- [ASSIGNED TASK]: Restate each entry word for word. Keep every detail intact.

- [DATA]:
══════════

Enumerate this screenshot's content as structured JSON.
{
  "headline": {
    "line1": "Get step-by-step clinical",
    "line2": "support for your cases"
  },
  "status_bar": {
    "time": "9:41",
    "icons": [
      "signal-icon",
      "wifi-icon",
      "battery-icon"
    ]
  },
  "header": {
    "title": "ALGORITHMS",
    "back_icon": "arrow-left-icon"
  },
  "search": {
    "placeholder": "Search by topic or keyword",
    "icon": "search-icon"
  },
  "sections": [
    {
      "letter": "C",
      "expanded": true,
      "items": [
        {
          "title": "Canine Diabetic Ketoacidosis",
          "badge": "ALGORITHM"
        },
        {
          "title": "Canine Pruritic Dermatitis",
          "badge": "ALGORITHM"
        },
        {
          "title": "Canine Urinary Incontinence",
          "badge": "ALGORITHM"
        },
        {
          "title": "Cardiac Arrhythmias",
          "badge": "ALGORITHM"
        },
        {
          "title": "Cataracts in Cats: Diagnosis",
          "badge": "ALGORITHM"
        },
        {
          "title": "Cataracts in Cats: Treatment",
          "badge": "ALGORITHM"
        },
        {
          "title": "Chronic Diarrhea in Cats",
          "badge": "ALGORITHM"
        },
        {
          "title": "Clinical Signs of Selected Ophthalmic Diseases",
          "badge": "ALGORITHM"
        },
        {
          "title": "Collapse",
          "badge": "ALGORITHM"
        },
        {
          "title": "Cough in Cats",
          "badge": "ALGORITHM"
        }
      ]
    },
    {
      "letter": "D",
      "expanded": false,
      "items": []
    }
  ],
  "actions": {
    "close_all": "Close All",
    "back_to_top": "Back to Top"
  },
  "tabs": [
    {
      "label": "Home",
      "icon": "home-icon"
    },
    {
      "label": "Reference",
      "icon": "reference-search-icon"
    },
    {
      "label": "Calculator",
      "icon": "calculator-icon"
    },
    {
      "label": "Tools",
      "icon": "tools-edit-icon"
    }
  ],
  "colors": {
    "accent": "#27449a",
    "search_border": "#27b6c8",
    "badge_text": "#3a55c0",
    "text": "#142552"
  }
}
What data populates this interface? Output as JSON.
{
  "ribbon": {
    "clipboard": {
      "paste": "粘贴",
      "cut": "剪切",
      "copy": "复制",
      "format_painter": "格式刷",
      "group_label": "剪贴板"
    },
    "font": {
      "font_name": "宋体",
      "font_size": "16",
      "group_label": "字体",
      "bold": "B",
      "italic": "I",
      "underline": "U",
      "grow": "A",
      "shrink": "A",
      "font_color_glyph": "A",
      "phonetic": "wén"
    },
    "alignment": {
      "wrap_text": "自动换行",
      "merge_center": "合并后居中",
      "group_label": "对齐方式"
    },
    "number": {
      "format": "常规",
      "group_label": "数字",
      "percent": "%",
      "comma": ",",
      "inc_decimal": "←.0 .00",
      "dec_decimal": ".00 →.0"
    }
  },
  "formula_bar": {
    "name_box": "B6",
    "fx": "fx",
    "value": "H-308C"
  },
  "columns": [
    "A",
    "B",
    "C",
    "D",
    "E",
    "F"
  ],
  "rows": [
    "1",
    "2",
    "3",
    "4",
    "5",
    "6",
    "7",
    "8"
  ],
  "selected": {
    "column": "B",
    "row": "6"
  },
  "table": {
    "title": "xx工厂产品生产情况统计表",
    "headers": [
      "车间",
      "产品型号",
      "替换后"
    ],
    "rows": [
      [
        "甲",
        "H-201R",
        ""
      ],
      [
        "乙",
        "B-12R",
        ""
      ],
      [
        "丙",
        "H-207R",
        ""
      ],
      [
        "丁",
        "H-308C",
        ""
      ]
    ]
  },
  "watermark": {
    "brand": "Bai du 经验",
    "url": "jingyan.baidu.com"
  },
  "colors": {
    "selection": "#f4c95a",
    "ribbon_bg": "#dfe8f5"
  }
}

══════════

- [EXERCISE ANSWER]:
Enumerate this screenshot's content as structured JSON.
{
  "headline": {
    "line1": "Get step-by-step clinical",
    "line2": "support for your cases"
  },
  "status_bar": {
    "time": "9:41",
    "icons": [
      "signal-icon",
      "wifi-icon",
      "battery-icon"
    ]
  },
  "header": {
    "title": "ALGORITHMS",
    "back_icon": "arrow-left-icon"
  },
  "search": {
    "placeholder": "Search by topic or keyword",
    "icon": "search-icon"
  },
  "sections": [
    {
      "letter": "C",
      "expanded": true,
      "items": [
        {
          "title": "Canine Diabetic Ketoacidosis",
          "badge": "ALGORITHM"
        },
        {
          "title": "Canine Pruritic Dermatitis",
          "badge": "ALGORITHM"
        },
        {
          "title": "Canine Urinary Incontinence",
          "badge": "ALGORITHM"
        },
        {
          "title": "Cardiac Arrhythmias",
          "badge": "ALGORITHM"
        },
        {
          "title": "Cataracts in Cats: Diagnosis",
          "badge": "ALGORITHM"
        },
        {
          "title": "Cataracts in Cats: Treatment",
          "badge": "ALGORITHM"
        },
        {
          "title": "Chronic Diarrhea in Cats",
          "badge": "ALGORITHM"
        },
        {
          "title": "Clinical Signs of Selected Ophthalmic Diseases",
          "badge": "ALGORITHM"
        },
        {
          "title": "Collapse",
          "badge": "ALGORITHM"
        },
        {
          "title": "Cough in Cats",
          "badge": "ALGORITHM"
        }
      ]
    },
    {
      "letter": "D",
      "expanded": false,
      "items": []
    }
  ],
  "actions": {
    "close_all": "Close All",
    "back_to_top": "Back to Top"
  },
  "tabs": [
    {
      "label": "Home",
      "icon": "home-icon"
    },
    {
      "label": "Reference",
      "icon": "reference-search-icon"
    },
    {
      "label": "Calculator",
      "icon": "calculator-icon"
    },
    {
      "label": "Tools",
      "icon": "tools-edit-icon"
    }
  ],
  "colors": {
    "accent": "#27449a",
    "search_border": "#27b6c8",
    "badge_text": "#3a55c0",
    "text": "#142552"
  }
}
What data populates this interface? Output as JSON.
{
  "ribbon": {
    "clipboard": {
      "paste": "粘贴",
      "cut": "剪切",
      "copy": "复制",
      "format_painter": "格式刷",
      "group_label": "剪贴板"
    },
    "font": {
      "font_name": "宋体",
      "font_size": "16",
      "group_label": "字体",
      "bold": "B",
      "italic": "I",
      "underline": "U",
      "grow": "A",
      "shrink": "A",
      "font_color_glyph": "A",
      "phonetic": "wén"
    },
    "alignment": {
      "wrap_text": "自动换行",
      "merge_center": "合并后居中",
      "group_label": "对齐方式"
    },
    "number": {
      "format": "常规",
      "group_label": "数字",
      "percent": "%",
      "comma": ",",
      "inc_decimal": "←.0 .00",
      "dec_decimal": ".00 →.0"
    }
  },
  "formula_bar": {
    "name_box": "B6",
    "fx": "fx",
    "value": "H-308C"
  },
  "columns": [
    "A",
    "B",
    "C",
    "D",
    "E",
    "F"
  ],
  "rows": [
    "1",
    "2",
    "3",
    "4",
    "5",
    "6",
    "7",
    "8"
  ],
  "selected": {
    "column": "B",
    "row": "6"
  },
  "table": {
    "title": "xx工厂产品生产情况统计表",
    "headers": [
      "车间",
      "产品型号",
      "替换后"
    ],
    "rows": [
      [
        "甲",
        "H-201R",
        ""
      ],
      [
        "乙",
        "B-12R",
        ""
      ],
      [
        "丙",
        "H-207R",
        ""
      ],
      [
        "丁",
        "H-308C",
        ""
      ]
    ]
  },
  "watermark": {
    "brand": "Bai du 经验",
    "url": "jingyan.baidu.com"
  },
  "colors": {
    "selection": "#f4c95a",
    "ribbon_bg": "#dfe8f5"
  }
}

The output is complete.